Buying returned to U.S. stocks on Thursday after a key semiconductor index bounced off its lows, helping to reduce losses and leaving the market little changed.
Tech companies Nvidia Corp and Symantec Corp cut expectations for the next quarter, raising questions about demand for technology components and contributing to concerns that the economy was growing at a slower pace.
Nvidia Corp was down 9.2 percent to $9.20, and Symantec Corp was down 10.3 percent to $13.17.
But the PHLX Semiconductor Index bounced off a session low near its 200-day moving average, a key technical level watched by investors to determine market movement.
The index still was down 1.9 percent but up 6 percent for July.
Any time you have a pullback like today, it's going to look like a very good entry point, said Craig Ellis, managing director of Caris & Company in San Francisco. Investors have shown a lot of interest in adding to well-positioned, big-named stocks, but were looking for a good entry point.
The Dow Jones industrial average <.DJI> dropped 0.53 points, or 0.01 percent, to 10,497.35. The Standard & Poor's 500 Index <.SPX> dropped 1.28 points, or 0.12 percent, to 1,104.85. The Nasdaq Composite Index <.IXIC> dropped 1.04 points, or 0.05 percent, to 2,263.52
The PHLX semiconductor index <.SOXX> fell as much as 2.8 percent on Thursday, its largest percentage decline in nearly two weeks, taking the index near its 200-day moving average. The 200-day average, now near 348, served as resistance on July 20.
We've had a SOXX that's been trapped in the trading range between 330 and 370, and just a few days ago we were toward the higher end of that range, Ellis said. We finally got some bad news so we've sold off back toward the middle of that range.
The index hit a five-week closing high just below 370 on Monday.

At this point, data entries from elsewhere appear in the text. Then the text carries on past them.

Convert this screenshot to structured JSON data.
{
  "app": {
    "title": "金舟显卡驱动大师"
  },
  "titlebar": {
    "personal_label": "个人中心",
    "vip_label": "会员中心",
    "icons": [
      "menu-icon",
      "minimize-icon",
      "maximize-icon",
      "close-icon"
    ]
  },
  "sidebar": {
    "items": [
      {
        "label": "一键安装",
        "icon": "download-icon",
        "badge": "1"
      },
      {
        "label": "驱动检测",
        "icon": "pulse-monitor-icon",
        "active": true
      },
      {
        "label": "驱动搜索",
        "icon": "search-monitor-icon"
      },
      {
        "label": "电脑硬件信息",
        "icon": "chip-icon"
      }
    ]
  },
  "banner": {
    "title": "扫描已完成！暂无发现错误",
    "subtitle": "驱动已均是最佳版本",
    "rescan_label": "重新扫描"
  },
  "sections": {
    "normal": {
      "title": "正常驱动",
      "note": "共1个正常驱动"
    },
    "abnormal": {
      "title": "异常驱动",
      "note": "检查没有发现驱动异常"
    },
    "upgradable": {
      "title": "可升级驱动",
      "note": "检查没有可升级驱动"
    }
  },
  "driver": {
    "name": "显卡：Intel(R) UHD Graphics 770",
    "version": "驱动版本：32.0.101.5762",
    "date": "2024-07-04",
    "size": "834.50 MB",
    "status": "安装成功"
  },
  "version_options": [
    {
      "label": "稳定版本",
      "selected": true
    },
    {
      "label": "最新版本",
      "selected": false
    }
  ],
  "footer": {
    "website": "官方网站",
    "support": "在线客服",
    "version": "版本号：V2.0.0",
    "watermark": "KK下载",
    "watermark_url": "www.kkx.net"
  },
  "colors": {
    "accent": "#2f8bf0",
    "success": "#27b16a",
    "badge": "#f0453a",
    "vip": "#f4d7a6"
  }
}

Exxon Mobil Corp , the S&P's largest company by market capitalization, fell 0.9 percent to $60.39 after reporting a better-than-expected quarterly profit.
Consumer staples also fell, with the S&P consumer staple index down 1.5 percent after Kellogg Co lowered its outlook. The food company's shares fell 6.1 percent to $48.39.
So far, 60 percent of companies in the S&P 500 have reported quarterly earnings, with 75 percent of companies beating expectations and 35.1 percent year-over-year earnings growth.
But some companies' forecasts for the third and fourth quarters have missed Wall Street's expectations.
Earnings are looking good, but confidence in the future is missing, said Gail Dudack, chief investment strategist at Dudack Research Group in New York.
The S&P 500 remained below its 200-day moving average and
slightly below its 50 percent Fibonacci retracement. The two are seen by many investors as key measures of market direction.
(Reporting by Matthew Lynley; Additional reporting Rodrigo Campos)